The police abandon Miquel’s body in a seedy neighborhood, and when it eventually arrives at the morgue, he’s identified as Julian Carax based on the papers he carries. Fortuny is devastated to hear that his son is dead, but when he arrives at the morgue and sees Miquel’s body, he screams in relief, which the police interpret as grief. Fumero sees the body and knows it’s Miquel, but allows it to be buried as Carax. That way, Fumero can never be accused of killing Carax—because technically he would already be dead.
Fumero is incredibly adept at manipulating government mechanisms like the paperwork at the morgue for his own gain, even while he continues to act outside the law. This is an indictment not only of his own character but of bureaucracies which have no moral structure but are easily twisted to facilitate wrongdoing.
Meanwhile, Nuria hasn’t heard from either Carax or Miquel and is sick with worry. When Don Fonseca calls from the morgue to say that Carax’s body has been buried, she returns home in tears to find Carax hiding in the apartment. She understands immediately that Miquel has died in his place, and feels guilty for her relief. Carax and Nuria become lovers again.

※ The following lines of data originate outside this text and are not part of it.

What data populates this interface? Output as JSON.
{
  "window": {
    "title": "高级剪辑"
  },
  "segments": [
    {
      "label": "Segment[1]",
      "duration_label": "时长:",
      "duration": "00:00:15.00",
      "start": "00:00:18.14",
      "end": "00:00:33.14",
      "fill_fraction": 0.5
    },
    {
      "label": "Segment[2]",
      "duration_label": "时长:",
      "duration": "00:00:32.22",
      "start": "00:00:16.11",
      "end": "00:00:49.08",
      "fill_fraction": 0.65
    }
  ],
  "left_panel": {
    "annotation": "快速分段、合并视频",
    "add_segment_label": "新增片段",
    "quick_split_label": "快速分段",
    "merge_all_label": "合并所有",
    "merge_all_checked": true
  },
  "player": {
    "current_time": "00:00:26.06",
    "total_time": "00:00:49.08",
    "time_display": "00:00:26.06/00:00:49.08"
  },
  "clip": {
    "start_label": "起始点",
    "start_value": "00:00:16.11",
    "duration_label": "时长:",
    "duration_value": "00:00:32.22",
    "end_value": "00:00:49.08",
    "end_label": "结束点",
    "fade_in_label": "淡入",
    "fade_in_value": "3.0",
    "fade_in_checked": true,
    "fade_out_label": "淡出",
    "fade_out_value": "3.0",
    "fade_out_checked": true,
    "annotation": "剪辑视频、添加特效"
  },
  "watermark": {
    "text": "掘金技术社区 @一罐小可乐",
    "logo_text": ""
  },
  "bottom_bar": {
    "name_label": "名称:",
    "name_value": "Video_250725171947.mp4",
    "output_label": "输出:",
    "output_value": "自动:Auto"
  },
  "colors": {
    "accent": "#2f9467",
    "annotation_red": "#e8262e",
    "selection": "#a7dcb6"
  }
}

Even though she’s spent little time with him, Nuria’s passion for Carax is overwhelming. It’s notable that romantic passions are often the most rewarding aspects of characters’ lives, even while they expose their flaws or lead them into moral dilemmas and tragedy.